Now, Axie Infinity is one of the world’s fastest-growing video games, with daily active users hitting 800,000 in July, up 4,900% from January’s 16,000. Its popularity is a wild success case for the play-to-earn gaming model, where players create financial value for themselves by trading digital commodities that are part of the in-game economy.
Created by Vietnam-based blockchain startup Sky Mavis, Axie Infinity marries the blockchain-tracked ownership of CryptoKitties with the competitive nature of games like Pokémon Go and Neopets. Users can make money by breeding and trading Axies, sending them into battle, or even building a land-based kingdom for their pets. All of these actions are applications that involve the deployment of non-fungible tokens, or NFTs, to create a fair economy and gameplay environment.
The meteoric rise of Axie Infinity presents a new opportunity for the video gaming sector—an industry that is set to exceed USD 200 billion in value by 2023, rising from 2020’s USD 155 billion—but video games that utilize blockchain remain niche. While Sky Mavis generates income from its Small Love Potion (SLP) utility tokens, its Axie Infinity Shard (AXS) governance tokens allow investors to vote on upgrades to the ecosystem and direct usage of a community treasury. The incorporation of tokens blends gaming with the crypto community, giving digital assets a use case that offers entertainment.
Axie Infinity‘s surging popularity has mounted pressure on the Ethereum network, a blockchain network that is the backbone of the game. “One issue that has been a perpetual thorn in our side is Ethereum network congestion. Network congestion is a tricky beast—with gas fees remaining low for months at a time only to resurface and slow our economy to a standstill,” the company said in a blog post last June.
This problem has forced the company to upgrade its scaling solutions to offer a fast, cheap, and seamless transaction flow. “We’ve been building the game steadily for three years, but it was only when we migrated our scaling solution—Ronin, an Ethereum sidechain network that was built specifically for blockchain games—that it became a big catalyst leading to the skyrocketing growth,” Axie Infinity’s head of growth, Jeffrey Zirlin, told KrASIA.
Sky Mavis draws revenue from Axie Infinity‘s players by charging them a 4.25% fee when they trade Axies on its marketplace. The company has made USD 287.65 million in the past seven days, making it the decentralized app project with the highest revenue in the world in this period, according to data from Token Terminal.
Introducing Ronin simplified the onboarding process for players who want to play Axie Infinity, but the volatility of cryptocurrencies remains a major concern for some players. To get started, each player has to acquire at least three Axies from the marketplace, but the minimum price for Axies has jumped from around USD 20 last November to USD 307 as of Monday morning, meaning a player now needs to put down more than USD 920 before they can begin playing the game.
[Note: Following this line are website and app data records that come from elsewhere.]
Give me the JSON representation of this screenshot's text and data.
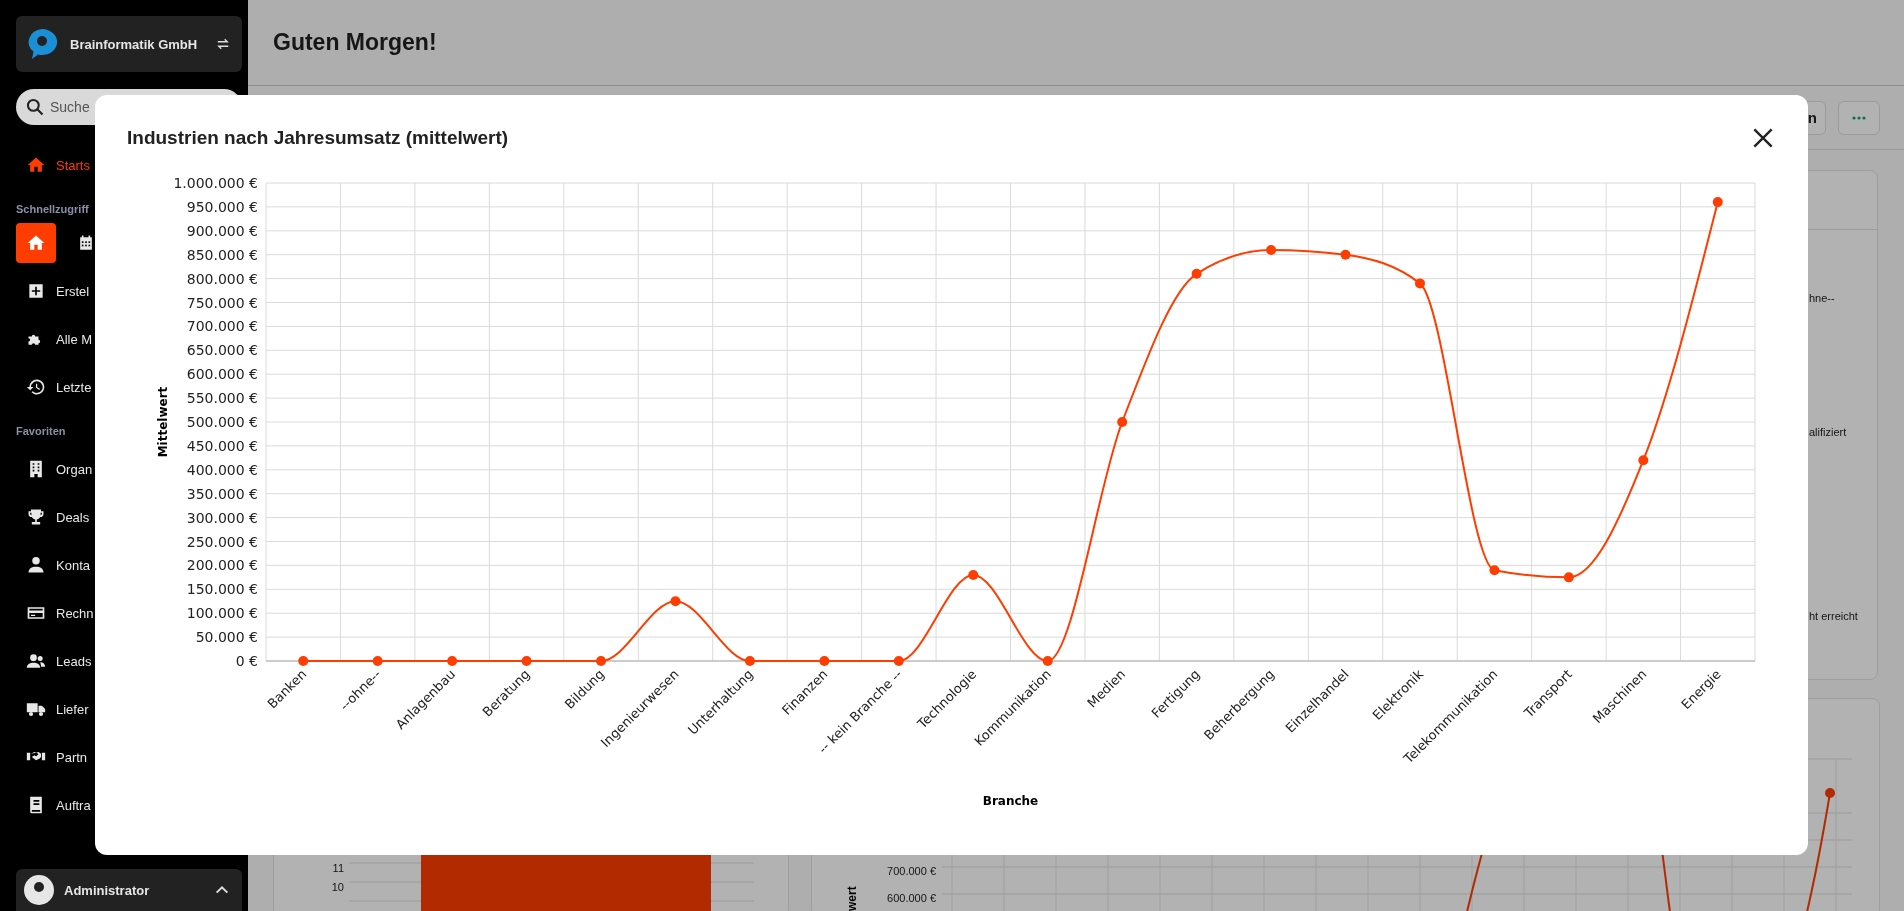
{
  "sidebar": {
    "company": "Brainformatik GmbH",
    "search": {
      "placeholder": "Suche"
    },
    "home": {
      "label": "Starts",
      "selected": true
    },
    "sections": [
      {
        "title": "Schnellzugriff",
        "quick": [
          {
            "selected": true
          },
          {
            "selected": false
          }
        ],
        "items": [
          {
            "label": "Erstel",
            "selected": false
          },
          {
            "label": "Alle M",
            "selected": false
          },
          {
            "label": "Letzte",
            "selected": false
          }
        ]
      },
      {
        "title": "Favoriten",
        "items": [
          {
            "label": "Organ",
            "selected": false
          },
          {
            "label": "Deals",
            "selected": false
          },
          {
            "label": "Konta",
            "selected": false
          },
          {
            "label": "Rechn",
            "selected": false
          },
          {
            "label": "Leads",
            "selected": false
          },
          {
            "label": "Liefer",
            "selected": false
          },
          {
            "label": "Partn",
            "selected": false
          },
          {
            "label": "Auftra",
            "selected": false
          }
        ]
      }
    ],
    "user": "Administrator"
  },
  "page": {
    "title": "Guten Morgen!",
    "toolbar_button": "n",
    "side_card_texts": [
      "hne--",
      "alifiziert",
      "ht erreicht"
    ],
    "bar_card_ticks": [
      "11",
      "10"
    ],
    "line_card_ticks": [
      "700.000 €",
      "600.000 €"
    ],
    "line_card_axis": "wert"
  },
  "modal": {
    "chart_data": {
      "type": "line",
      "title": "Industrien nach Jahresumsatz (mittelwert)",
      "xlabel": "Branche",
      "ylabel": "Mittelwert",
      "categories": [
        "Banken",
        "--ohne--",
        "Anlagenbau",
        "Beratung",
        "Bildung",
        "Ingenieurwesen",
        "Unterhaltung",
        "Finanzen",
        "-- kein Branche --",
        "Technologie",
        "Kommunikation",
        "Medien",
        "Fertigung",
        "Beherbergung",
        "Einzelhandel",
        "Elektronik",
        "Telekommunikation",
        "Transport",
        "Maschinen",
        "Energie"
      ],
      "grid": true,
      "series": [
        {
          "color": "#ff3d00",
          "marker": true,
          "values": [
            0,
            0,
            0,
            0,
            0,
            125000,
            0,
            0,
            0,
            180000,
            0,
            500000,
            810000,
            860000,
            850000,
            790000,
            190000,
            175000,
            420000,
            960000
          ]
        }
      ],
      "ylim": [
        0,
        1000000
      ],
      "yticks": [
        {
          "value": 0,
          "label": "0 €"
        },
        {
          "value": 50000,
          "label": "50.000 €"
        },
        {
          "value": 100000,
          "label": "100.000 €"
        },
        {
          "value": 150000,
          "label": "150.000 €"
        },
        {
          "value": 200000,
          "label": "200.000 €"
        },
        {
          "value": 250000,
          "label": "250.000 €"
        },
        {
          "value": 300000,
          "label": "300.000 €"
        },
        {
          "value": 350000,
          "label": "350.000 €"
        },
        {
          "value": 400000,
          "label": "400.000 €"
        },
        {
          "value": 450000,
          "label": "450.000 €"
        },
        {
          "value": 500000,
          "label": "500.000 €"
        },
        {
          "value": 550000,
          "label": "550.000 €"
        },
        {
          "value": 600000,
          "label": "600.000 €"
        },
        {
          "value": 650000,
          "label": "650.000 €"
        },
        {
          "value": 700000,
          "label": "700.000 €"
        },
        {
          "value": 750000,
          "label": "750.000 €"
        },
        {
          "value": 800000,
          "label": "800.000 €"
        },
        {
          "value": 850000,
          "label": "850.000 €"
        },
        {
          "value": 900000,
          "label": "900.000 €"
        },
        {
          "value": 950000,
          "label": "950.000 €"
        },
        {
          "value": 1000000,
          "label": "1.000.000 €"
        }
      ]
    }
  }
}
When asked if this has hampered user acquisition, Zirlin said it is all about supply and demand. “It [the price] does increase the entry barrier, but we also have to keep in mind that Axies are priced based on the future expected resources and the value of those resources that can be earned with the different Axies,” he said.
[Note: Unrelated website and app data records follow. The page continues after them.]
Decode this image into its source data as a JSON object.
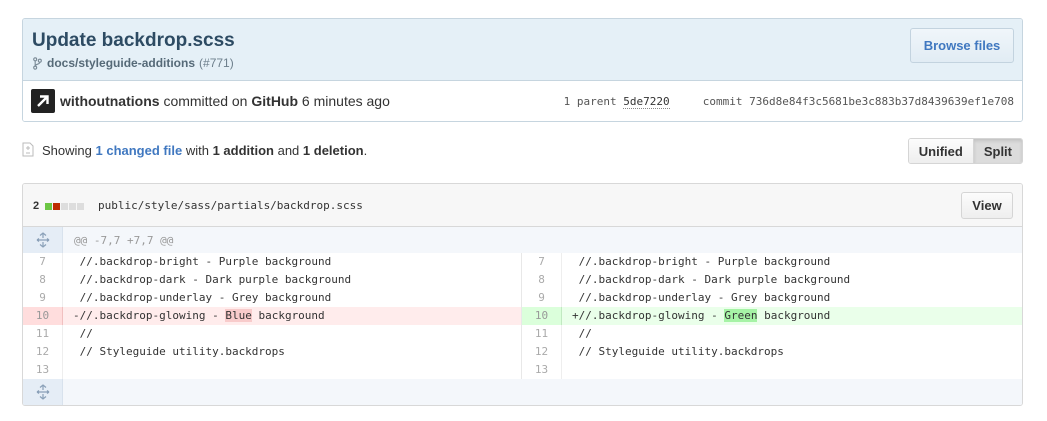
{
  "commit": {
    "title": "Update backdrop.scss",
    "branch_icon": "git-branch-icon",
    "branch": "docs/styleguide-additions",
    "pr_number": "(#771)",
    "browse_label": "Browse files",
    "avatar_icon": "arrow-up-right-icon",
    "author": "withoutnations",
    "committed_on": "committed on",
    "committer": "GitHub",
    "time_ago": "6 minutes ago",
    "parent_label": "1 parent",
    "parent_sha": "5de7220",
    "commit_label": "commit",
    "commit_sha": "736d8e84f3c5681be3c883b37d8439639ef1e708"
  },
  "toc": {
    "icon": "file-diff-icon",
    "showing": "Showing",
    "changed_link": "1 changed file",
    "with": "with",
    "additions": "1 addition",
    "and": "and",
    "deletions": "1 deletion",
    "period": ".",
    "unified_label": "Unified",
    "split_label": "Split",
    "selected_mode": "Split"
  },
  "file": {
    "change_count": "2",
    "path": "public/style/sass/partials/backdrop.scss",
    "view_label": "View",
    "colors": {
      "addition": "#6cc644",
      "deletion": "#bd2c00"
    },
    "hunk_header": "@@ -7,7 +7,7 @@",
    "expand_icon": "unfold-icon",
    "lines": [
      {
        "left_num": "7",
        "left_code": " //.backdrop-bright - Purple background",
        "right_num": "7",
        "right_code": " //.backdrop-bright - Purple background",
        "type": "context"
      },
      {
        "left_num": "8",
        "left_code": " //.backdrop-dark - Dark purple background",
        "right_num": "8",
        "right_code": " //.backdrop-dark - Dark purple background",
        "type": "context"
      },
      {
        "left_num": "9",
        "left_code": " //.backdrop-underlay - Grey background",
        "right_num": "9",
        "right_code": " //.backdrop-underlay - Grey background",
        "type": "context"
      },
      {
        "left_num": "10",
        "left_prefix": "-//.backdrop-glowing - ",
        "left_word": "Blue",
        "left_suffix": " background",
        "right_num": "10",
        "right_prefix": "+//.backdrop-glowing - ",
        "right_word": "Green",
        "right_suffix": " background",
        "type": "change"
      },
      {
        "left_num": "11",
        "left_code": " //",
        "right_num": "11",
        "right_code": " //",
        "type": "context"
      },
      {
        "left_num": "12",
        "left_code": " // Styleguide utility.backdrops",
        "right_num": "12",
        "right_code": " // Styleguide utility.backdrops",
        "type": "context"
      },
      {
        "left_num": "13",
        "left_code": "",
        "right_num": "13",
        "right_code": "",
        "type": "context"
      }
    ]
  }
}
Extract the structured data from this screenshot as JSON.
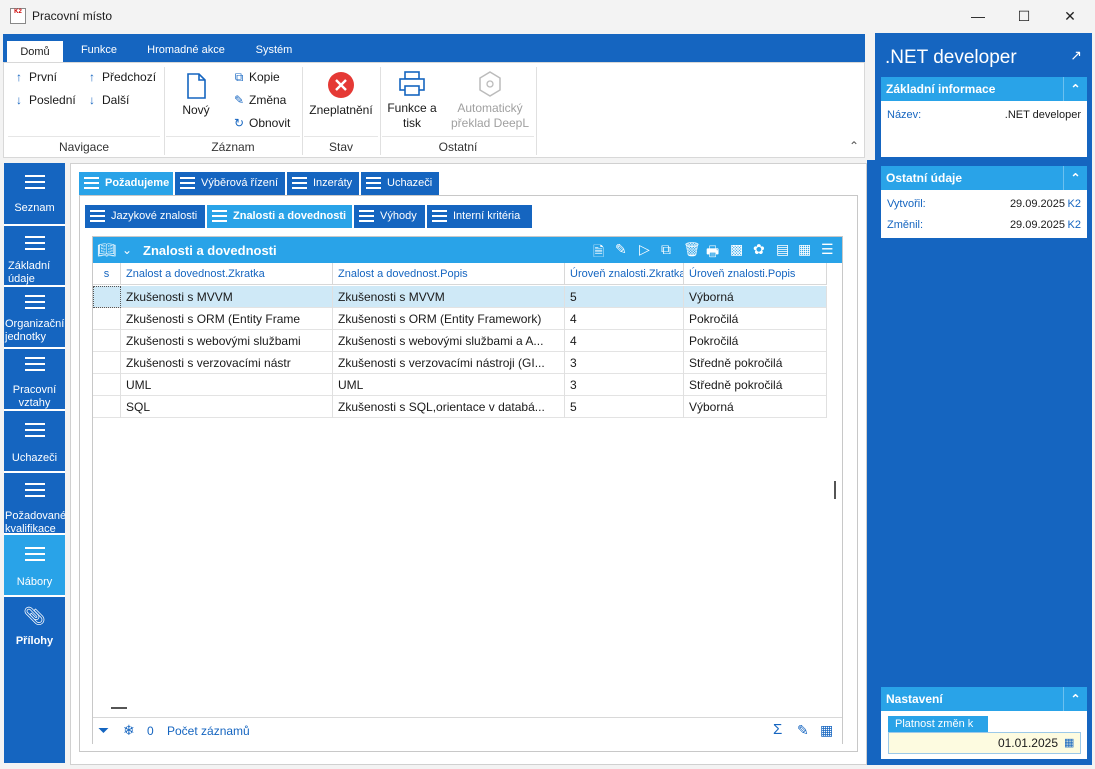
{
  "window": {
    "title": "Pracovní místo",
    "icon_text": "K2"
  },
  "ribbon": {
    "tabs": [
      "Domů",
      "Funkce",
      "Hromadné akce",
      "Systém"
    ],
    "nav": {
      "prvni": "První",
      "posledni": "Poslední",
      "predchozi": "Předchozí",
      "dalsi": "Další",
      "group": "Navigace"
    },
    "zaznam": {
      "novy": "Nový",
      "kopie": "Kopie",
      "zmena": "Změna",
      "obnovit": "Obnovit",
      "group": "Záznam"
    },
    "stav": {
      "zneplatneni": "Zneplatnění",
      "group": "Stav"
    },
    "ostatni": {
      "funkce_tisk_1": "Funkce a",
      "funkce_tisk_2": "tisk",
      "deepl_1": "Automatický",
      "deepl_2": "překlad DeepL",
      "group": "Ostatní"
    }
  },
  "leftnav": [
    {
      "label": "Seznam",
      "active": false
    },
    {
      "label": "Základní údaje",
      "active": false
    },
    {
      "label": "Organizační jednotky",
      "active": false
    },
    {
      "label": "Pracovní vztahy",
      "active": false
    },
    {
      "label": "Uchazeči",
      "active": false
    },
    {
      "label": "Požadované kvalifikace",
      "active": false
    },
    {
      "label": "Nábory",
      "active": true
    },
    {
      "label": "Přílohy",
      "active": false
    }
  ],
  "tabs_level1": [
    "Požadujeme",
    "Výběrová řízení",
    "Inzeráty",
    "Uchazeči"
  ],
  "tabs_level2": [
    "Jazykové znalosti",
    "Znalosti a dovednosti",
    "Výhody",
    "Interní kritéria"
  ],
  "grid": {
    "title": "Znalosti a dovednosti",
    "columns": [
      "s",
      "Znalost a dovednost.Zkratka",
      "Znalost a dovednost.Popis",
      "Úroveň znalosti.Zkratka",
      "Úroveň znalosti.Popis"
    ],
    "rows": [
      [
        "",
        "Zkušenosti s MVVM",
        "Zkušenosti s MVVM",
        "5",
        "Výborná"
      ],
      [
        "",
        "Zkušenosti s ORM (Entity Frame",
        "Zkušenosti s ORM (Entity Framework)",
        "4",
        "Pokročilá"
      ],
      [
        "",
        "Zkušenosti s webovými službami",
        "Zkušenosti s webovými službami a A...",
        "4",
        "Pokročilá"
      ],
      [
        "",
        "Zkušenosti s verzovacími nástr",
        "Zkušenosti s verzovacími nástroji (GI...",
        "3",
        "Středně pokročilá"
      ],
      [
        "",
        "UML",
        "UML",
        "3",
        "Středně pokročilá"
      ],
      [
        "",
        "SQL",
        "Zkušenosti s SQL,orientace v databá...",
        "5",
        "Výborná"
      ]
    ],
    "footer": {
      "count": "0",
      "count_label": "Počet záznamů"
    }
  },
  "right": {
    "title": ".NET developer",
    "basic": {
      "header": "Základní informace",
      "name_label": "Název:",
      "name_value": ".NET developer"
    },
    "other": {
      "header": "Ostatní údaje",
      "created_label": "Vytvořil:",
      "created_value": "29.09.2025",
      "created_user": "K2",
      "changed_label": "Změnil:",
      "changed_value": "29.09.2025",
      "changed_user": "K2"
    },
    "settings": {
      "header": "Nastavení",
      "validity_label": "Platnost změn k",
      "validity_value": "01.01.2025"
    }
  }
}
The game is known for its play-to-earn feature, but the initial buy-in, no matter what the price point is, makes this game far from accessible to everyone. Zirlin said the firm will make it possible for new players to try the game for free. While players who sign on for the trial cannot earn money through their participation, the process will educate users about the game’s ecosystem as well as the complex cryptocurrency industry.
For Zirlin, the challenge now is finding ways to maintain the game’s large community and formulate actions to make it even more tight-knit. “A lot of it comes down to communication. Making sure that we are communicating with everyone in the network via Twitter or Discord is really important,” he said, adding that Axie Infinity barely invests in marketing, as their users have plugged the game through word of mouth.
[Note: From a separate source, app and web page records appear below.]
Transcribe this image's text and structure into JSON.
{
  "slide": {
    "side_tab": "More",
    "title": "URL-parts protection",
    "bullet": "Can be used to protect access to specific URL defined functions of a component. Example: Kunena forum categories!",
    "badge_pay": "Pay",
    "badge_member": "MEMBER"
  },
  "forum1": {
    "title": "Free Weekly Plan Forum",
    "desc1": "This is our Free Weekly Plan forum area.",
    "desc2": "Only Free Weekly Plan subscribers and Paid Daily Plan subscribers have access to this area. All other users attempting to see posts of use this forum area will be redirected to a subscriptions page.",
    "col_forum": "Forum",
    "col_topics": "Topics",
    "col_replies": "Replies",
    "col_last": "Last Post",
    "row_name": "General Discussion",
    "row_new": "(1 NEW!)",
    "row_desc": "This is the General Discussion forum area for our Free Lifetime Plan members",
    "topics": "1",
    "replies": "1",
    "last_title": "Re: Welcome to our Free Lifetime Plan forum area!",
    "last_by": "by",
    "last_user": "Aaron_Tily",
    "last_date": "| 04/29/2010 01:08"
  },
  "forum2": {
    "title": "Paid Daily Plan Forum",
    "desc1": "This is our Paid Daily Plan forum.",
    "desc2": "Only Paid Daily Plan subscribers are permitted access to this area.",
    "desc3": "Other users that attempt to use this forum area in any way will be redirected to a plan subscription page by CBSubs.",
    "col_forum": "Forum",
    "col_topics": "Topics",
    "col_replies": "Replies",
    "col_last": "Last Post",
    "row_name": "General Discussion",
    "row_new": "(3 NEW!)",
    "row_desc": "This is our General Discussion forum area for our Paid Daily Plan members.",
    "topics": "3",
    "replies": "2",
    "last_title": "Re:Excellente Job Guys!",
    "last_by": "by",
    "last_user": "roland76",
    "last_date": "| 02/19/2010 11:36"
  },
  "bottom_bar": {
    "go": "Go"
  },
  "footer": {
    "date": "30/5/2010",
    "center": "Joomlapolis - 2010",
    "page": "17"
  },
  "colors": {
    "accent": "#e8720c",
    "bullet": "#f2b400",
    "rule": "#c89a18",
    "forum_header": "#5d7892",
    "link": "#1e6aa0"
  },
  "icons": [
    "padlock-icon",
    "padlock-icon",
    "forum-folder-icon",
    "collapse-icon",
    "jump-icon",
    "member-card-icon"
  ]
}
The success of blockchain and NFT games like Axie Infinity has changed peoples’ perception of gaming, according to Zirlin. He believes the metaverse may offer new types of careers, adding that video games are one of the few industries where participation won’t be eliminated by job automation.
Animoca Brands, a Hong Kong-based blockchain gaming startup that hit unicorn status two months ago, is another rising star in the industry.
Yat Siu, chairman and co-founder of Animoca Brands, believes that the blockchain is set to herald a wave of economic changes. “At this time, the harsh reality for the vast majority of the USD 155 billion video game industry is that, regardless of how much you spend to acquire in-game assets, you don’t actually own them, are not allowed to make money from them, and could lose them at any time,” he said in a public letter posted on LinkedIn.
“This state of affairs is changing thanks to the fact that blockchain enables true digital ownership and play-to-earn in games, and this is triggering a wave of new economic opportunities,” he added.